The study also identified the fort's “acute challenges” including building conditions, a management structure with limited resources and its land restrictions. The review included an in-depth assessment of the buildings, concluding it could cost up to $100 million to rehab fort's open space, infrastructure and buildings. 

The draft analysis found about half of the site's 40 structures were in good or fair condition. The others were "threatened" or "critical."

These are the Sergeants' Quarters inside the Old Guard House at Fort Wayne in Detroit.

'Steps in right direction'

Project recommendations have not been implemented, but the findings have been used to inform the city's planning process. 

In 2008, the city said utilities and water usage at the site cost $298,000, nearly all of the $310,000 annual operating budget from the city's Department of Parks & Recreation. Officials on Monday were unable to provide The News with updated budget figures.

Last spring, Councilwoman Raquel Castañeda-López teamed with state Sen. Stephanie Chang, D-Detroit, on a petition seeking a historic designation to have the fort revitalized as a national park in partnership with the city.

Tom Berlucchi, who founded and chairs the Historic Fort Wayne Coalition, said his nonprofit group has seen several proposals and studies over the years but all have lacked one thing: how to move ahead. 

The city's current planning, he said, is going to take time and comes several decades too late to save some of the buildings, but it's "steps in the right direction."

"I'm very excited to see such a proactive, well-thought-out plan," he said. "Are we going to see full-blown restoration to the site? No. That's somebody's pipe dream, but it gives us a footprint to start the process to save the buildings."

This is the main entrance to historic Fort Wayne in Detroit.

Discussions over deed issues had been going on for nearly a decade and only moved forward in the last year when the city's general services division took over the process. 

The city is working with the U.S. General Services Administration on its request to lift the use-restriction covenants on the property that limit its uses. When complete, "the city would have full control of the site," said Cat Langel, a General Services spokeswoman. 

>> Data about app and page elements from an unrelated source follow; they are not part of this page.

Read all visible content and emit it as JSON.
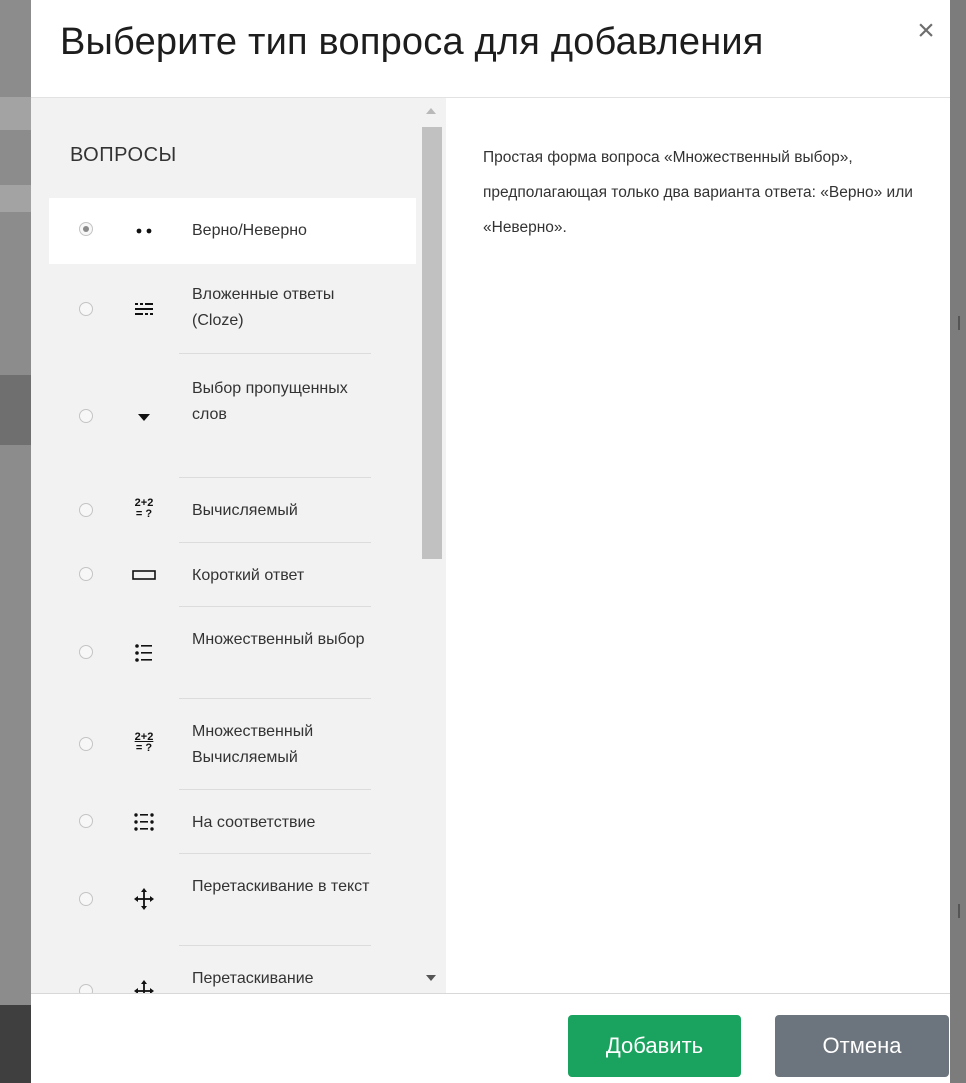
{
  "modal": {
    "title": "Выберите тип вопроса для добавления",
    "close_label": "×"
  },
  "question_list": {
    "section_title": "ВОПРОСЫ",
    "selected_index": 0,
    "items": [
      {
        "label": "Верно/Неверно",
        "icon": "true-false-icon",
        "selected": true
      },
      {
        "label": "Вложенные ответы (Cloze)",
        "icon": "cloze-icon",
        "selected": false
      },
      {
        "label": "Выбор пропущенных слов",
        "icon": "dropdown-arrow-icon",
        "selected": false
      },
      {
        "label": "Вычисляемый",
        "icon": "calculated-icon",
        "selected": false
      },
      {
        "label": "Короткий ответ",
        "icon": "short-answer-icon",
        "selected": false
      },
      {
        "label": "Множественный выбор",
        "icon": "multiple-choice-icon",
        "selected": false
      },
      {
        "label": "Множественный Вычисляемый",
        "icon": "calculated-multi-icon",
        "selected": false
      },
      {
        "label": "На соответствие",
        "icon": "matching-icon",
        "selected": false
      },
      {
        "label": "Перетаскивание в текст",
        "icon": "drag-drop-icon",
        "selected": false
      },
      {
        "label": "Перетаскивание",
        "icon": "drag-drop-icon",
        "selected": false
      }
    ],
    "icon_glyphs": {
      "calculated": [
        "2+2",
        "= ?"
      ],
      "calculated_multi": [
        "2+2",
        "= ?"
      ]
    }
  },
  "description": {
    "text": "Простая форма вопроса «Множественный выбор», предполагающая только два варианта ответа: «Верно» или «Неверно»."
  },
  "footer": {
    "add_label": "Добавить",
    "cancel_label": "Отмена"
  },
  "colors": {
    "add_button": "#1aa35e",
    "cancel_button": "#6c757d",
    "list_background": "#f2f2f2"
  }
}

The city also has hired a contractor to conduct a physical evaluation of all of the assets on the site to provide costs for stabilizing and prioritizing the buildings. It's expected to wrap up in early fall. 

Past analysis, Elliott added, only looked at the cost of fully restoring and renovating all of the buildings. 

"What we never had is what is the baseline for preservation to make sure no further damage is done," she said.

The city's general services department has proposed rezoning the site from single-family residential to a planned development district, which would allow for business, residential and some industrial uses. It's anticipated the zoning change would be presented to Detroit's City Council by the middle of the year.

Sagovac said there's a passion in the community for the fort, listed on the National Register of Historic Places, and she's optimistic about its future. 

"It's the unspoken secret, the gem that's just waiting to get the investment that it deserves," she said.